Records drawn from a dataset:
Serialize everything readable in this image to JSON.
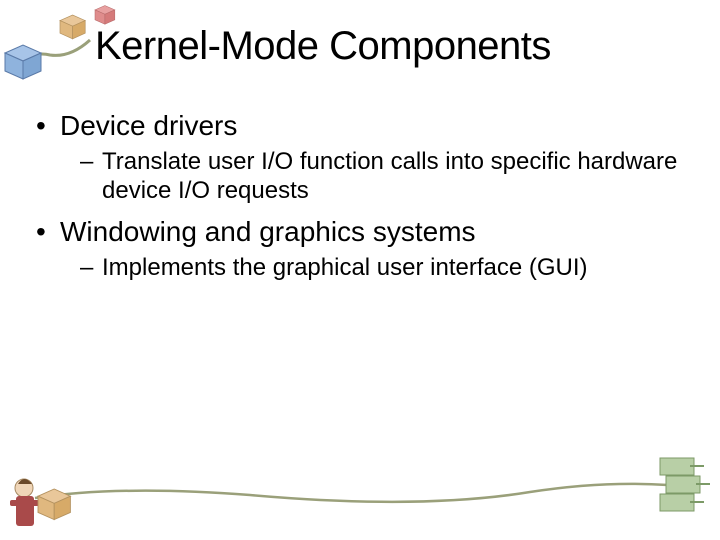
{
  "slide": {
    "title": "Kernel-Mode Components",
    "bullets": [
      {
        "level": 1,
        "text": "Device drivers"
      },
      {
        "level": 2,
        "text": "Translate user I/O function calls into specific hardware device I/O requests"
      },
      {
        "level": 1,
        "text": "Windowing and graphics systems"
      },
      {
        "level": 2,
        "text": "Implements the graphical user interface (GUI)"
      }
    ]
  }
}
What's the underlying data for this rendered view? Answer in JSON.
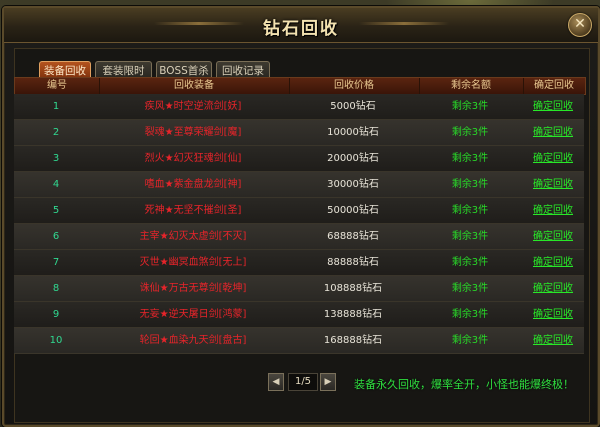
{
  "window": {
    "title": "钻石回收"
  },
  "tabs": [
    {
      "label": "装备回收",
      "active": true
    },
    {
      "label": "套装限时",
      "active": false
    },
    {
      "label": "BOSS首杀",
      "active": false
    },
    {
      "label": "回收记录",
      "active": false
    }
  ],
  "table": {
    "headers": [
      "编号",
      "回收装备",
      "回收价格",
      "剩余名额",
      "确定回收"
    ],
    "rows": [
      {
        "id": "1",
        "item": "疾风★时空逆流剑[妖]",
        "price": "5000钻石",
        "remaining": "剩余3件",
        "action": "确定回收"
      },
      {
        "id": "2",
        "item": "裂魂★至尊荣耀剑[魔]",
        "price": "10000钻石",
        "remaining": "剩余3件",
        "action": "确定回收"
      },
      {
        "id": "3",
        "item": "烈火★幻灭狂魂剑[仙]",
        "price": "20000钻石",
        "remaining": "剩余3件",
        "action": "确定回收"
      },
      {
        "id": "4",
        "item": "嗜血★紫金盘龙剑[神]",
        "price": "30000钻石",
        "remaining": "剩余3件",
        "action": "确定回收"
      },
      {
        "id": "5",
        "item": "死神★无坚不摧剑[圣]",
        "price": "50000钻石",
        "remaining": "剩余3件",
        "action": "确定回收"
      },
      {
        "id": "6",
        "item": "主宰★幻灭太虚剑[不灭]",
        "price": "68888钻石",
        "remaining": "剩余3件",
        "action": "确定回收"
      },
      {
        "id": "7",
        "item": "灭世★幽冥血煞剑[无上]",
        "price": "88888钻石",
        "remaining": "剩余3件",
        "action": "确定回收"
      },
      {
        "id": "8",
        "item": "诛仙★万古无尊剑[乾坤]",
        "price": "108888钻石",
        "remaining": "剩余3件",
        "action": "确定回收"
      },
      {
        "id": "9",
        "item": "无妄★逆天屠日剑[鸿蒙]",
        "price": "138888钻石",
        "remaining": "剩余3件",
        "action": "确定回收"
      },
      {
        "id": "10",
        "item": "轮回★血染九天剑[盘古]",
        "price": "168888钻石",
        "remaining": "剩余3件",
        "action": "确定回收"
      }
    ]
  },
  "pager": {
    "page_text": "1/5",
    "prev_icon": "triangle-left",
    "next_icon": "triangle-right"
  },
  "promo": "装备永久回收，爆率全开，小怪也能爆终极！",
  "icons": {
    "close": "close-icon"
  },
  "colors": {
    "item_name": "#e8242a",
    "remaining": "#28d828",
    "action_link": "#28e828",
    "index": "#30d890",
    "tab_active": "#b4531e"
  }
}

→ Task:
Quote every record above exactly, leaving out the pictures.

→ Result of this task:
Serialize everything readable in this image to JSON.
{
  "slide": {
    "title": "Kernel-Mode Components",
    "bullets": [
      {
        "level": 1,
        "text": "Device drivers"
      },
      {
        "level": 2,
        "text": "Translate user I/O function calls into specific hardware device I/O requests"
      },
      {
        "level": 1,
        "text": "Windowing and graphics systems"
      },
      {
        "level": 2,
        "text": "Implements the graphical user interface (GUI)"
      }
    ]
  }
}
What's the underlying data for this rendered view? Answer in JSON.
{
  "window": {
    "title": "钻石回收"
  },
  "tabs": [
    {
      "label": "装备回收",
      "active": true
    },
    {
      "label": "套装限时",
      "active": false
    },
    {
      "label": "BOSS首杀",
      "active": false
    },
    {
      "label": "回收记录",
      "active": false
    }
  ],
  "table": {
    "headers": [
      "编号",
      "回收装备",
      "回收价格",
      "剩余名额",
      "确定回收"
    ],
    "rows": [
      {
        "id": "1",
        "item": "疾风★时空逆流剑[妖]",
        "price": "5000钻石",
        "remaining": "剩余3件",
        "action": "确定回收"
      },
      {
        "id": "2",
        "item": "裂魂★至尊荣耀剑[魔]",
        "price": "10000钻石",
        "remaining": "剩余3件",
        "action": "确定回收"
      },
      {
        "id": "3",
        "item": "烈火★幻灭狂魂剑[仙]",
        "price": "20000钻石",
        "remaining": "剩余3件",
        "action": "确定回收"
      },
      {
        "id": "4",
        "item": "嗜血★紫金盘龙剑[神]",
        "price": "30000钻石",
        "remaining": "剩余3件",
        "action": "确定回收"
      },
      {
        "id": "5",
        "item": "死神★无坚不摧剑[圣]",
        "price": "50000钻石",
        "remaining": "剩余3件",
        "action": "确定回收"
      },
      {
        "id": "6",
        "item": "主宰★幻灭太虚剑[不灭]",
        "price": "68888钻石",
        "remaining": "剩余3件",
        "action": "确定回收"
      },
      {
        "id": "7",
        "item": "灭世★幽冥血煞剑[无上]",
        "price": "88888钻石",
        "remaining": "剩余3件",
        "action": "确定回收"
      },
      {
        "id": "8",
        "item": "诛仙★万古无尊剑[乾坤]",
        "price": "108888钻石",
        "remaining": "剩余3件",
        "action": "确定回收"
      },
      {
        "id": "9",
        "item": "无妄★逆天屠日剑[鸿蒙]",
        "price": "138888钻石",
        "remaining": "剩余3件",
        "action": "确定回收"
      },
      {
        "id": "10",
        "item": "轮回★血染九天剑[盘古]",
        "price": "168888钻石",
        "remaining": "剩余3件",
        "action": "确定回收"
      }
    ]
  },
  "pager": {
    "page_text": "1/5",
    "prev_icon": "triangle-left",
    "next_icon": "triangle-right"
  },
  "promo": "装备永久回收，爆率全开，小怪也能爆终极！",
  "icons": {
    "close": "close-icon"
  },
  "colors": {
    "item_name": "#e8242a",
    "remaining": "#28d828",
    "action_link": "#28e828",
    "index": "#30d890",
    "tab_active": "#b4531e"
  }
}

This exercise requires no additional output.